“Pull over, Sidney,” said Betty. “I think this is it.”
“I hope so, Miss,” said Sidney. “My hemorrhoids doth protest too much, methinks.”
“They doth?” said Betty.
“It’s Shakespeare,” said Sidney. “I learned it from an Englishman actor I had in my cab one night. He was rehearsin’ in the back seat. Said he was practicing his Omelette.”
“Omelette?” said Betty. “He was practicin’ his omelette in the back seat? That don’t make no kind of sense, Sidney. You can’t talk a good omelette. You need farm fresh eggs, some cheese and butter - and not no margarine, neither - a good fry pan and an appetite. All the talkin’ in the world ain’t gonna put an omelette on the table.”
“I could be wrong,” said Sidney. “I’m thinkin’ the actor doth drink too much, too. Either that, or he was lispin’. ‘Cause ‘doth’ don’t roll off the tongue too natural. And I’m usually a pretty good talker. At least that’s what people are all the time tellin’ me.”
“Methinks you’re nuts, Sidney,” said Betty. “And a little sweety. But I gotta go now and talk to this Worthington fella. I need to find out a few things before Craven gets in over his big head and I’m left without a boss who never finished his first case. All because he got himself dead. And if I’m gonna be a widow, I wanna ring first.”
“That almost made sense,” said Sidney. “Good luck, kid.”
“Will ya wait for me, Sidney? I won’t be long. And I‘ll pay ya soon as I can.”
“I will wait for you till the cows come home from Guacamole, little sister,” said Sidney. “Because, if you’re not gettin’ paid for doin’ your job, then neither am I. And be careful with that Worthington guy. I read about him in the papers. He’s an old horn-dog from way back.”
“Well, if he puts his horn anywhere near me,” said Betty, “he’ll be whizzin’ out both his ears.”

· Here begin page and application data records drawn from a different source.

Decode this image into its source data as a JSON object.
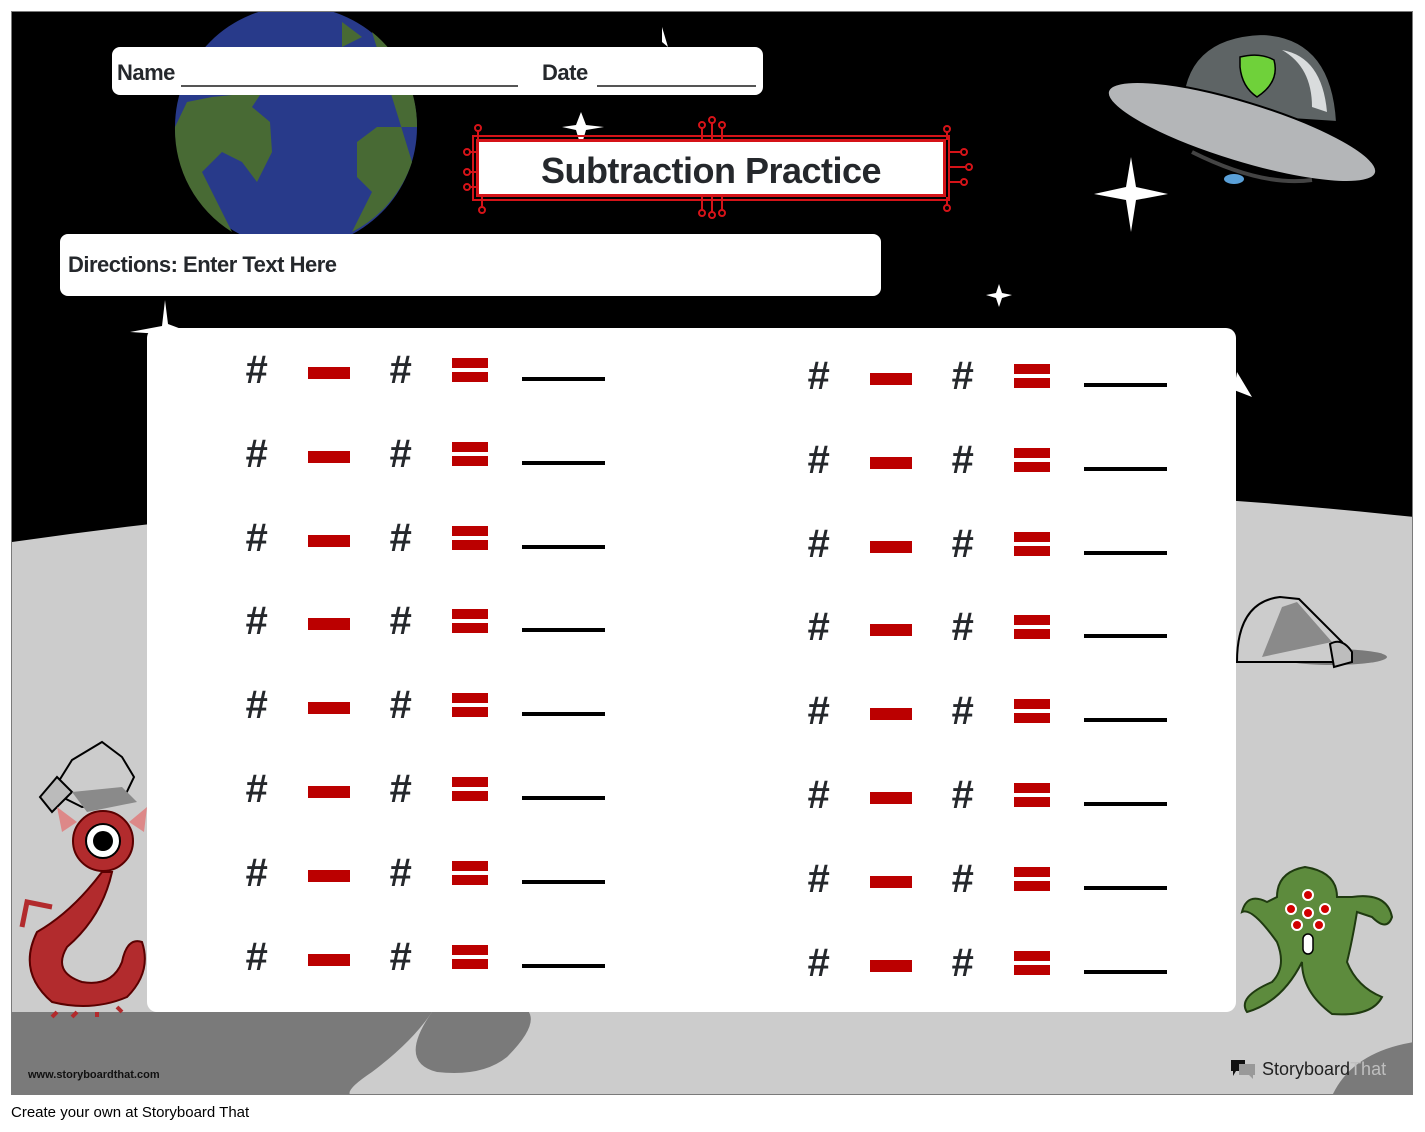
{
  "worksheet": {
    "name_label": "Name",
    "date_label": "Date",
    "title": "Subtraction Practice",
    "directions": "Directions: Enter Text Here",
    "problem_symbols": {
      "operand": "#",
      "operator": "minus",
      "equals": "equals",
      "answer": "blank line"
    },
    "left_column_count": 8,
    "right_column_count": 8
  },
  "branding": {
    "url": "www.storyboardthat.com",
    "logo_word1": "Storyboard",
    "logo_word2": "That",
    "footer": "Create your own at Storyboard That"
  },
  "colors": {
    "accent_red": "#bb0000",
    "title_border": "#d51318",
    "space": "#000000",
    "moon_light": "#cccccc",
    "moon_dark": "#7a7a7a",
    "earth_ocean": "#283a8a",
    "earth_land": "#486a34"
  }
}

As Betty made her way up the lawn, she noticed Mr. Worthington eyeing her from the patio. An old man in pajamas and robe. Sunning in his lounge chair.
Looks harmless enough to me, thought Betty.
“Are you Mr. Worthington?”
“I am,” said the old financier. ”And who might you be?”
After volleying a few barbs, and getting his hand slapped only a few times, Mr. Worthington climbed into his wheelchair and invited Betty in for tea.
“Please have a seat on the sofa,” said Mr. Worthington. “My butler will be with you in a moment. I need to change out of these pajamas, and into something more, um, more suitable.”
“More suitable better mean a shirt and tie, mister,” said Betty. “And pants, too!”
“Ah,” said Mr. Worthington. “I think I’m gonna like you, Miss Fletcher.”
“I hope you mean like a boy likes his dog,” said Betty. “‘Cause that’s the only kinda likin’ you’re gettin’ outta, mister smoothie.”
When Mr. Worthington left the room, his butler Randolph, entered with a tea tray.
“Tea is served, Miss Fletcher,” said Randolph.
“Say,” said Betty. “How’d ya know my name?”
“Mr. Worthington, of course,” said Randolph.
“Moments before he plunged down the elevator shaft.”
“Elevator shaft!” said Betty.
“Milk and sugar?” said Randolph.